Top of DATA SHOWN

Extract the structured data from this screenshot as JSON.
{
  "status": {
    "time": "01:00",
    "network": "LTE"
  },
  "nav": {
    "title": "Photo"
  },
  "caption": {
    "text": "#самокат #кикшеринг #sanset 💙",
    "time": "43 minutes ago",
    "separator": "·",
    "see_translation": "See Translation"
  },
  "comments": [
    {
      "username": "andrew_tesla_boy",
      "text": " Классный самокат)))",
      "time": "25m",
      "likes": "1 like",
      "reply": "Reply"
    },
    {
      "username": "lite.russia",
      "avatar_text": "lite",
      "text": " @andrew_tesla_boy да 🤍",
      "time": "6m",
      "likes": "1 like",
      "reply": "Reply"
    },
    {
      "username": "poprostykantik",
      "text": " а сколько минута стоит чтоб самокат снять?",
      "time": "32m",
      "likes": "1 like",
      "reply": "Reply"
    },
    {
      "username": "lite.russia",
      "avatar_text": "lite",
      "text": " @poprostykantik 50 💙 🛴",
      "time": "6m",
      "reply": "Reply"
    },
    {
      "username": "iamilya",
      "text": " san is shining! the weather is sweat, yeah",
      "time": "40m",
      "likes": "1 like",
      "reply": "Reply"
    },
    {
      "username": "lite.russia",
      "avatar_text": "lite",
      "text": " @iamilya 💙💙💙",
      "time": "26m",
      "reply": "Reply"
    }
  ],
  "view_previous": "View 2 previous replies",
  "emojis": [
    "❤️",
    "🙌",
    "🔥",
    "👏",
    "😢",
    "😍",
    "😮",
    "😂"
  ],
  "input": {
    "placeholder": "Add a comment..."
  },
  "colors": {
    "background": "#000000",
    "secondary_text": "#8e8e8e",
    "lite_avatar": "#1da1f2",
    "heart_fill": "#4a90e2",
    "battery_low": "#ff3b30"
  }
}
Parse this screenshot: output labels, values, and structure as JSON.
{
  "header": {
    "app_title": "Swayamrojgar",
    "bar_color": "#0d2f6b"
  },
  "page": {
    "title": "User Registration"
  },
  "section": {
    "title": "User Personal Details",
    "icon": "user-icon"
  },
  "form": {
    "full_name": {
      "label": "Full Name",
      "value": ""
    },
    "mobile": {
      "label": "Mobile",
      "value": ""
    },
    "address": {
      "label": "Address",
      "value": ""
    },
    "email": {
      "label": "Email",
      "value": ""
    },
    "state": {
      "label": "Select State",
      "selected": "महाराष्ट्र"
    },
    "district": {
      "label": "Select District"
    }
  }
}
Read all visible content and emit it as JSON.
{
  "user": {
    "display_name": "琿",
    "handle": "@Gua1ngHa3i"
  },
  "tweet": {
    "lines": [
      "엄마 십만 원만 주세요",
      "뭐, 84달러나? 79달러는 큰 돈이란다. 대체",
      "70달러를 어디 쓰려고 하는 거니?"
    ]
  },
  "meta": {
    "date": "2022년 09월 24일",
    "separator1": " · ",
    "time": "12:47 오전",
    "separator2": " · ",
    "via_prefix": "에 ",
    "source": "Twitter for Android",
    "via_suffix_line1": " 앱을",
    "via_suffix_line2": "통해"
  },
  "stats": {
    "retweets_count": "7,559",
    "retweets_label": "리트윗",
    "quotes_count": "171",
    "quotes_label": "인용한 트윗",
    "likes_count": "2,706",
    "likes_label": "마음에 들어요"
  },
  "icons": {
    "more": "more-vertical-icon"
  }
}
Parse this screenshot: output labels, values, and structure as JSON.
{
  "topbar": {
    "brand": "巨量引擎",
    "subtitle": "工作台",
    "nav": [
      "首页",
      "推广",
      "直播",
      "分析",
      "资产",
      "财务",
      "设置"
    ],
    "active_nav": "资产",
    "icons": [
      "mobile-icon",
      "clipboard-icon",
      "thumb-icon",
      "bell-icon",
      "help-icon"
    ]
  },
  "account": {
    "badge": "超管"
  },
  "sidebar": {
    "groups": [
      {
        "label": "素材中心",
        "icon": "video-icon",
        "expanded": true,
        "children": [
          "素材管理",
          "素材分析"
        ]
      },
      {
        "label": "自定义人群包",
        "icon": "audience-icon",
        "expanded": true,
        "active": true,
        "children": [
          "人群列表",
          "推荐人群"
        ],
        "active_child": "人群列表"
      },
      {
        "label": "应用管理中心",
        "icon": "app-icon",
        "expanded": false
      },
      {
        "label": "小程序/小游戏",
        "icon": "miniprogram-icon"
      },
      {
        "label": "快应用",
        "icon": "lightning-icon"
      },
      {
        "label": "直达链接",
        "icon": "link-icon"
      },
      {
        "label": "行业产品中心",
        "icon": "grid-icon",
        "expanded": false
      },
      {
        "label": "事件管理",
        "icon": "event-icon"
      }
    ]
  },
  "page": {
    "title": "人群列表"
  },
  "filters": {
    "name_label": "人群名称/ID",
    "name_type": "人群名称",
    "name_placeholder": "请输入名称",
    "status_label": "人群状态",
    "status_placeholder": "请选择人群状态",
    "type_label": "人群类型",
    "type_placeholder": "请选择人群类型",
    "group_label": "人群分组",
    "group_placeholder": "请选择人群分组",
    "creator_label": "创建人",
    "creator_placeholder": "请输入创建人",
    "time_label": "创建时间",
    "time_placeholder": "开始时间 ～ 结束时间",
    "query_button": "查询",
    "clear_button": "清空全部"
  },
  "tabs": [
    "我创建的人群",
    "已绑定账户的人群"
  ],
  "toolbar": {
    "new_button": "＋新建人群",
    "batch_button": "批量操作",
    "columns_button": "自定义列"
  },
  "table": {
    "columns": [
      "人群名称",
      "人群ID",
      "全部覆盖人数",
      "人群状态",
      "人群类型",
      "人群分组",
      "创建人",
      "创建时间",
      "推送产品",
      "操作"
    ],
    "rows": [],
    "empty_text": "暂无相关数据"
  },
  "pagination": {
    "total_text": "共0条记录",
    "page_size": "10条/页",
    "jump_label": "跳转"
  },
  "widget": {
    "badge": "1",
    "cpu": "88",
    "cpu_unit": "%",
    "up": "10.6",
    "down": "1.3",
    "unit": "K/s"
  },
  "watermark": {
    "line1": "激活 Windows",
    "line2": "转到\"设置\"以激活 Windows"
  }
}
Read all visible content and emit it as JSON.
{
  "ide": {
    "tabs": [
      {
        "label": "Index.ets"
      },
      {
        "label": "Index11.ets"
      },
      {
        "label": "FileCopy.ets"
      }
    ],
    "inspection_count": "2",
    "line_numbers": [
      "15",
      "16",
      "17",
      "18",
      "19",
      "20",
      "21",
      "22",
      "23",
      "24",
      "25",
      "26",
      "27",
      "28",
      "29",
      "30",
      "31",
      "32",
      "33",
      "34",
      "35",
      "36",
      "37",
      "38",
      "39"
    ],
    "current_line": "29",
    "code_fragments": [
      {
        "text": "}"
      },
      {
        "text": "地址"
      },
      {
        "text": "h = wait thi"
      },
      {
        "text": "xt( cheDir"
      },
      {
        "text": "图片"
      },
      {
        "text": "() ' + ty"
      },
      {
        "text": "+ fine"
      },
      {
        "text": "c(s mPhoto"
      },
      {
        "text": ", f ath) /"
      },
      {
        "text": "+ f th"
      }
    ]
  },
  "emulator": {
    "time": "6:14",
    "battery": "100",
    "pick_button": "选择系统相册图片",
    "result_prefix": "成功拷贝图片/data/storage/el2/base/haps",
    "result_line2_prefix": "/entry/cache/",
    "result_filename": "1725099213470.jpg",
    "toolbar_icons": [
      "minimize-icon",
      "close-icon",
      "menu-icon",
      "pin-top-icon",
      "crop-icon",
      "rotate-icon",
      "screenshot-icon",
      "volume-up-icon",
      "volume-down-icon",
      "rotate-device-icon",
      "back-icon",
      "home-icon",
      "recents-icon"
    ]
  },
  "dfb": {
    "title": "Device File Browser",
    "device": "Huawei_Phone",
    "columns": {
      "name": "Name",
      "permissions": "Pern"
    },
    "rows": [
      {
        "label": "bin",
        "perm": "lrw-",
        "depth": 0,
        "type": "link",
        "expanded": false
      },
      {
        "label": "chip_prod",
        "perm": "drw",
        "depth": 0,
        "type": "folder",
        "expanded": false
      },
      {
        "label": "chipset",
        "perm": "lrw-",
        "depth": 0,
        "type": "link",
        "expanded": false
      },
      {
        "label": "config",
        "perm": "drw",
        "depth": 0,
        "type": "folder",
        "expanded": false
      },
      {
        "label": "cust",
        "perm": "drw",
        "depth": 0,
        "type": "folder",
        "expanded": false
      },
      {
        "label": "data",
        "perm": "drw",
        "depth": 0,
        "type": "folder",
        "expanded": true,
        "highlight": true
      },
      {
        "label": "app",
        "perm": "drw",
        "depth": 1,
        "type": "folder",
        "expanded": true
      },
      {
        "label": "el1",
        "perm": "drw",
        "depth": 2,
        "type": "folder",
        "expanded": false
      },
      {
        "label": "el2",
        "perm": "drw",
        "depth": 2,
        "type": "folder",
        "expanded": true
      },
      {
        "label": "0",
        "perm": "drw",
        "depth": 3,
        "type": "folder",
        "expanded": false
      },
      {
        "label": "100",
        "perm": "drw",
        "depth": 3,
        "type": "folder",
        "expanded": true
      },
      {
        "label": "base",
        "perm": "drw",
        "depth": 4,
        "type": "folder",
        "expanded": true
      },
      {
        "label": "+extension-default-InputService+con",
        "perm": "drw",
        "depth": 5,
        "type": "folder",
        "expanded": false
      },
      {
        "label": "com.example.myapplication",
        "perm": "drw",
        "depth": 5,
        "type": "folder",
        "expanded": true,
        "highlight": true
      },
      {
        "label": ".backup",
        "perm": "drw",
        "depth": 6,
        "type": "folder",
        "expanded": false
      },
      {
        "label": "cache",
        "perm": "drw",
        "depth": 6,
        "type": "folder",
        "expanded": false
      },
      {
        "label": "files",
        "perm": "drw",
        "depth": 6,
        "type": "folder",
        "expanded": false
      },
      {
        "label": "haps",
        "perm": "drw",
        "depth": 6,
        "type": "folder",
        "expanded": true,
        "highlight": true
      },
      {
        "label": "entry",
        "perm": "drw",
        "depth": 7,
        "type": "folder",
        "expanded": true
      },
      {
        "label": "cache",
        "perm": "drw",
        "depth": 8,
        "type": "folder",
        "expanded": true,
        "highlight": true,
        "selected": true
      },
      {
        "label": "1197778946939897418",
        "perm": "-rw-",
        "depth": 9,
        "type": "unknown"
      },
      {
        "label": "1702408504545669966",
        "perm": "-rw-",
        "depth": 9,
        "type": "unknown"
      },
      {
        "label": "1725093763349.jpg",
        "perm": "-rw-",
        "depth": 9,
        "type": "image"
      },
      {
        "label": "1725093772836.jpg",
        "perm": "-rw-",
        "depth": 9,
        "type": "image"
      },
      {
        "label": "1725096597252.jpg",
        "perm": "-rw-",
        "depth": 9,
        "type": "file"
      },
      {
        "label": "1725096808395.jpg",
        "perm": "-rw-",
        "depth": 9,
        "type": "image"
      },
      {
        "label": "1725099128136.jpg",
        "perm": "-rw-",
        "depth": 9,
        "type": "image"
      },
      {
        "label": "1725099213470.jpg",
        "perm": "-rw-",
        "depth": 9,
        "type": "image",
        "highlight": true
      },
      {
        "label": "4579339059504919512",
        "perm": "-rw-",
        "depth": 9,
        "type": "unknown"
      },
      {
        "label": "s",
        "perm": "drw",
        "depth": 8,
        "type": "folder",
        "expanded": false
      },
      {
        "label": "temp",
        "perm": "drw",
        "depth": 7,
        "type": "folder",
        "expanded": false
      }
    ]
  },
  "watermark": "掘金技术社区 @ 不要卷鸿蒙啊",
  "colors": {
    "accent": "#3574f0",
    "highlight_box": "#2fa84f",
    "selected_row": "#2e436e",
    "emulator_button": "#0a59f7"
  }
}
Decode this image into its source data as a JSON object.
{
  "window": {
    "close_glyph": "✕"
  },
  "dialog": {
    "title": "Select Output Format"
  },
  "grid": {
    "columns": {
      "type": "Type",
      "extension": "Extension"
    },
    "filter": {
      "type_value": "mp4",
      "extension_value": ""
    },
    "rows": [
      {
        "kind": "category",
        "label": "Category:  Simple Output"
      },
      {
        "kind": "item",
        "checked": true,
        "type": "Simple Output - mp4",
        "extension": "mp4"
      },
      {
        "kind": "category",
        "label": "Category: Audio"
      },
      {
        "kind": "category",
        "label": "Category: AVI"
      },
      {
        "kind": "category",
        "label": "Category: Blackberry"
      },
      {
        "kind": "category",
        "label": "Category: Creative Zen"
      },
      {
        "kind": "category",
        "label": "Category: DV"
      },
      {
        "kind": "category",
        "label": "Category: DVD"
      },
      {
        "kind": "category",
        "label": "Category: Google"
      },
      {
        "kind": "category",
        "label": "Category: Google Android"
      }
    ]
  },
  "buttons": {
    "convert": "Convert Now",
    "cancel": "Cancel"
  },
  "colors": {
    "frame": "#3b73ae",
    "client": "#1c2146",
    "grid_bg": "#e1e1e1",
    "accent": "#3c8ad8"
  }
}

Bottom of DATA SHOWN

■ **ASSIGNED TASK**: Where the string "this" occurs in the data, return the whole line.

■ **TASK RESPONSE**:
Extract the structured data from this screenshot as JSON.
Parse this screenshot: output labels, values, and structure as JSON.
Parse this screenshot: output labels, values, and structure as JSON.
Decode this image into its source data as a JSON object.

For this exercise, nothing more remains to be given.